Like many newcomers, Vilakazi Street in Soweto was the first real tourist attraction I visited upon moving to Joburg. Here is the blog post I wrote about that visit, just a week after I arrived. (I’m a little embarrassed by the pictures and the words — I’ve come a long way since then.) Soweto — which is technically part of Joburg but really a city-state unto itself — is a legendary place, with a population larger than many small countries and a larger-then-life history to match. I live 20 minutes from Soweto and have been there many times over the years. I’ve done walking and cycling tours in Soweto. I’ve gone to concerts and art exhibitions in Soweto. I’ve participated in numerous instawalks in Soweto. I’ve done photography jobs and charity events, run races, and visited doll factories in Soweto. But I’ve never spent the night. So when I received an invite to be part of a social media campaign for the Soweto Wine Festival, I jumped on board. The festival is this weekend and I’ll be spending three full days sipping wine and participating in all kinds of exciting Soweto-based activities. The best thing about this weekend is that I get to stay […]

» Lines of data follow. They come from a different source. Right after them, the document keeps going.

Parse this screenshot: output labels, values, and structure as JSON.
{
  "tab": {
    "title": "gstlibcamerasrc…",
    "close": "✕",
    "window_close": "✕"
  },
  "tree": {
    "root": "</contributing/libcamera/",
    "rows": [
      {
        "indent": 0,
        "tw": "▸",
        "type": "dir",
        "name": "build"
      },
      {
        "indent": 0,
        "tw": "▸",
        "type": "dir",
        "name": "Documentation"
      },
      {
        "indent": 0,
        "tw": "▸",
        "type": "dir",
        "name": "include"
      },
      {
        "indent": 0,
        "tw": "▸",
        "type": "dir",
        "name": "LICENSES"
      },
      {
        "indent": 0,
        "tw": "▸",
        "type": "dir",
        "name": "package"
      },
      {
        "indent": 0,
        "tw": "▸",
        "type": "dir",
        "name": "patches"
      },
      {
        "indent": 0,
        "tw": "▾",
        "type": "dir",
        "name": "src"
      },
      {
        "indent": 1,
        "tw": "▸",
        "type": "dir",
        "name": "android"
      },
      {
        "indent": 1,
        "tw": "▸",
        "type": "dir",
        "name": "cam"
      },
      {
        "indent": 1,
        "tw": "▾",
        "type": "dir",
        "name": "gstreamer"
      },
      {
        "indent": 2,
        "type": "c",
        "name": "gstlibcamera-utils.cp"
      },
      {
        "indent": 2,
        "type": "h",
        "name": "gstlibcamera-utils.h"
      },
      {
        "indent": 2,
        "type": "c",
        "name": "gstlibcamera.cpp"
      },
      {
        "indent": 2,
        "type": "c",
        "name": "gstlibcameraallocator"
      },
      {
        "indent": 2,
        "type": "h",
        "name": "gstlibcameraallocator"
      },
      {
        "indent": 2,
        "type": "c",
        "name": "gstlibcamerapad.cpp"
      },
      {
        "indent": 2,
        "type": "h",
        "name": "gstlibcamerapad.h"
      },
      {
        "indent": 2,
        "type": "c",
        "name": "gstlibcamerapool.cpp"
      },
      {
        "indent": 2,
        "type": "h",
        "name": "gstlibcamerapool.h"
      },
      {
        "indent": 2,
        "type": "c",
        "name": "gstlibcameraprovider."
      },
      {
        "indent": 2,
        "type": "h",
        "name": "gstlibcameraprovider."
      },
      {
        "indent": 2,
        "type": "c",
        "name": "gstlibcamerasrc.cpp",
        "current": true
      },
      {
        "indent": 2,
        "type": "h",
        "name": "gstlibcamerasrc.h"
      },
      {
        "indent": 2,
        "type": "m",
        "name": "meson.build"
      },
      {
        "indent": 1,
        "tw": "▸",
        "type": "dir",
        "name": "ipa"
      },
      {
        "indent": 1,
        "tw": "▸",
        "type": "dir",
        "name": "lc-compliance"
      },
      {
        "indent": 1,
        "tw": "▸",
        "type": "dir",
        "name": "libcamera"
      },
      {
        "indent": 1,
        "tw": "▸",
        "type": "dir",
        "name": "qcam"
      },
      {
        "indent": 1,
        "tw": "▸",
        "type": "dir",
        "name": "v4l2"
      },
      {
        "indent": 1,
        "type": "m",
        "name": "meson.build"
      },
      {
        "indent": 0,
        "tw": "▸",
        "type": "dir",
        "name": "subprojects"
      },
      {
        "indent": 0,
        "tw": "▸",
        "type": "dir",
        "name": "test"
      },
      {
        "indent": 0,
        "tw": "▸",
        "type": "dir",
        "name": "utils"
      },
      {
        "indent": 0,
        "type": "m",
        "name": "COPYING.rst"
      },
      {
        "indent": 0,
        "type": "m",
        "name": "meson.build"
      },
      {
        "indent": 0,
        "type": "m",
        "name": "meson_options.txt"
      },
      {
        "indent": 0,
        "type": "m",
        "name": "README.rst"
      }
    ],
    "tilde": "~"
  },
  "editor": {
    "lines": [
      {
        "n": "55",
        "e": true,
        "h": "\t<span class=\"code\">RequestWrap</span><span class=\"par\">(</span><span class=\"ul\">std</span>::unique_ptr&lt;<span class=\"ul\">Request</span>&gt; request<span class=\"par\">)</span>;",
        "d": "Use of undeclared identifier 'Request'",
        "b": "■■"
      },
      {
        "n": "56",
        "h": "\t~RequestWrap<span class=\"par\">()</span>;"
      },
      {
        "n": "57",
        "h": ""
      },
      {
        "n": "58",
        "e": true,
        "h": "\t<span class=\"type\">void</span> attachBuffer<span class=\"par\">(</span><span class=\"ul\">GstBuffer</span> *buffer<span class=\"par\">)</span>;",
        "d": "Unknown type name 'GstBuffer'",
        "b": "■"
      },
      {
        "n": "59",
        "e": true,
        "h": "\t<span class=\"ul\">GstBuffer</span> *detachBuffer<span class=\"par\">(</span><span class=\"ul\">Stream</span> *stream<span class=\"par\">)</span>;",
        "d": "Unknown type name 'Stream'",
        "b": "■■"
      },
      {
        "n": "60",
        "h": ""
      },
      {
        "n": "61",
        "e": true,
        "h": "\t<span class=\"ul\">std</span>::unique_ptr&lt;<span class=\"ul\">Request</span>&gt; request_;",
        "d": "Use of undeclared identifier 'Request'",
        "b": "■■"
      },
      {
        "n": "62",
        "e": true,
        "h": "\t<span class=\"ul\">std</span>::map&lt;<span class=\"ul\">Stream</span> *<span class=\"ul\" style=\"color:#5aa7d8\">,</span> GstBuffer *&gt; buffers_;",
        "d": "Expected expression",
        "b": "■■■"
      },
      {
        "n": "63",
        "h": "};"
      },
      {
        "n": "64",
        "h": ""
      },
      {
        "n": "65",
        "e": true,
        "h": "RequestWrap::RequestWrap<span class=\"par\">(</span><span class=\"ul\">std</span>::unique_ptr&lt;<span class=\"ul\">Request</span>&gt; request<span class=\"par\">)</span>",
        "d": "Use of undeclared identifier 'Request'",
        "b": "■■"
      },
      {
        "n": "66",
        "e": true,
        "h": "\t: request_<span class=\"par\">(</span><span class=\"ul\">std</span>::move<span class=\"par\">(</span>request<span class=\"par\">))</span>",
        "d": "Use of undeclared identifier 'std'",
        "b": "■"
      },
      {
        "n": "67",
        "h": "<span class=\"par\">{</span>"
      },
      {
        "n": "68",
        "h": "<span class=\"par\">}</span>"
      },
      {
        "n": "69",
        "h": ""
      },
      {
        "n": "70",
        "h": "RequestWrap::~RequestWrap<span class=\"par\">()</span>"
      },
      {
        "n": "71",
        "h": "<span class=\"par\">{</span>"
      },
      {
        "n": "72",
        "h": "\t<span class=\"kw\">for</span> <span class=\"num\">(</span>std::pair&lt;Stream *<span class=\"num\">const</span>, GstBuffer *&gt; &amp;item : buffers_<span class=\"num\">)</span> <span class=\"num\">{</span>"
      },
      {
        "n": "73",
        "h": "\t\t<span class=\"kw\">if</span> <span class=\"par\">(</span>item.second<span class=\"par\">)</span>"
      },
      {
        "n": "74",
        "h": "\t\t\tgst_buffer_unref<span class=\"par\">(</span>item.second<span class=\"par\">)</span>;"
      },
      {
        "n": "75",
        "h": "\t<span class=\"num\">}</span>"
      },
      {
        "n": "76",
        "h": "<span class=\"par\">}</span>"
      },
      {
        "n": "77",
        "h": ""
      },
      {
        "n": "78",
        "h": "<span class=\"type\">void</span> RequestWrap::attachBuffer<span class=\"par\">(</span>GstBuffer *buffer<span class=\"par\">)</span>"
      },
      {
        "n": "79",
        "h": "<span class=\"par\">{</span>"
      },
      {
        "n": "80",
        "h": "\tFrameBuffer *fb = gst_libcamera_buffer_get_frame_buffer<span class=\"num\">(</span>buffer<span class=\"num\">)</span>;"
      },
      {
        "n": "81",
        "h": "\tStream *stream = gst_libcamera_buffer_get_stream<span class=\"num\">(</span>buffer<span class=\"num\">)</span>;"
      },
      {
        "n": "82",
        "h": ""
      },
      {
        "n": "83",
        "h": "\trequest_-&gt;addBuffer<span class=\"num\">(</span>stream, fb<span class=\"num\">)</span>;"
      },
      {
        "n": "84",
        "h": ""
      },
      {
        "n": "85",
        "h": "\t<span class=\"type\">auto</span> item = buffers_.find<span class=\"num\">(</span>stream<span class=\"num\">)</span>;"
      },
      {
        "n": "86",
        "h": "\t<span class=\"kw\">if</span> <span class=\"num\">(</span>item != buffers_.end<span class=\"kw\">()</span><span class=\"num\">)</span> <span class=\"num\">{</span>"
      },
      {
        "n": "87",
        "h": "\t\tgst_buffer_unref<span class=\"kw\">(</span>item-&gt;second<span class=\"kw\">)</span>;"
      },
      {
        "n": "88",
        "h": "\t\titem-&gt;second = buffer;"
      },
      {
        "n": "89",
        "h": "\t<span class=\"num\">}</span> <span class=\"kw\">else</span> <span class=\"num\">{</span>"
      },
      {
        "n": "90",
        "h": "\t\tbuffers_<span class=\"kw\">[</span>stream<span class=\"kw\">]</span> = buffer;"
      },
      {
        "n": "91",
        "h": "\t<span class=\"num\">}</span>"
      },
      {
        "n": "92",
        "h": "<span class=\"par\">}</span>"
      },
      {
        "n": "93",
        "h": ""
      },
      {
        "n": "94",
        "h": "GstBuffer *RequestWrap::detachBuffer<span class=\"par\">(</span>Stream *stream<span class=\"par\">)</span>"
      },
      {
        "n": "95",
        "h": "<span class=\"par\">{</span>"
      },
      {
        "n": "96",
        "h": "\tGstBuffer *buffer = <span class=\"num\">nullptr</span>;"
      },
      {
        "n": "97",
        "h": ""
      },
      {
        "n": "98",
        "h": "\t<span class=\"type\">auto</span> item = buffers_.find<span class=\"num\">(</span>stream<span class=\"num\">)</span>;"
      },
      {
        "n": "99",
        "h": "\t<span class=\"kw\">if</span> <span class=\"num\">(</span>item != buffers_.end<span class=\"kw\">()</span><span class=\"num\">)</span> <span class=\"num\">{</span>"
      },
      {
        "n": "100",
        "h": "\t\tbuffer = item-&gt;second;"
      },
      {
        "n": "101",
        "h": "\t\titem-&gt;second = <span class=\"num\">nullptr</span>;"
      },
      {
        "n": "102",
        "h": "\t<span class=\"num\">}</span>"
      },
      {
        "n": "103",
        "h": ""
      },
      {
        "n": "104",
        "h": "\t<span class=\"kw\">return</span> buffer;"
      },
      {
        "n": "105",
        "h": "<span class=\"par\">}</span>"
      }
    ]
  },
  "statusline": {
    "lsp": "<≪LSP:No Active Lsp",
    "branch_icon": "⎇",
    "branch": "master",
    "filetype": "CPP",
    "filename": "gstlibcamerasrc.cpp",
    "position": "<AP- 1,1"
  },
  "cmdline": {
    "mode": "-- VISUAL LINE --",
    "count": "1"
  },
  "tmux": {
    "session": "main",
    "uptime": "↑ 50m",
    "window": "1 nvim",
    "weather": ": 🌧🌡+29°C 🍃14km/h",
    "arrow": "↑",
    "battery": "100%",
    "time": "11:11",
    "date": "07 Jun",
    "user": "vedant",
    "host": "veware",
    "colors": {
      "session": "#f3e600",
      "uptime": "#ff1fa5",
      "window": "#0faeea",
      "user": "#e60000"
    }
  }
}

I’ve been invited to be a Gauteng Tourism Authority ambassador. I don’t think I’ve ever been an ambassador for anything before so this is pretty cool. It basically means that I get to do some fun things around Gauteng Province (the province where Joburg is) and tell you about them. So here goes. The first task of my ambassadorship was to visit Lebo’s Soweto Backpackers and take a cycle tour around Soweto, which is great because I’d been meaning to do this forever anyway. I feel like I don’t go to Soweto enough and this past weekend was the perfect time to go, as Nelson Mandela lived in Soweto and I was keen to see how people were celebrating his life there. Kids at Lebo’s Soweto Backpackers.
I’m interrupting my Namibia series for this important announcement: 2Summers has procured an iPhone. There are many secrets locked inside this mysterious machine that I have yet to discover. I don’t know how to activate the 3G, or to switch the ringer on from silent. But there is one thing I can say for certain: The camera works.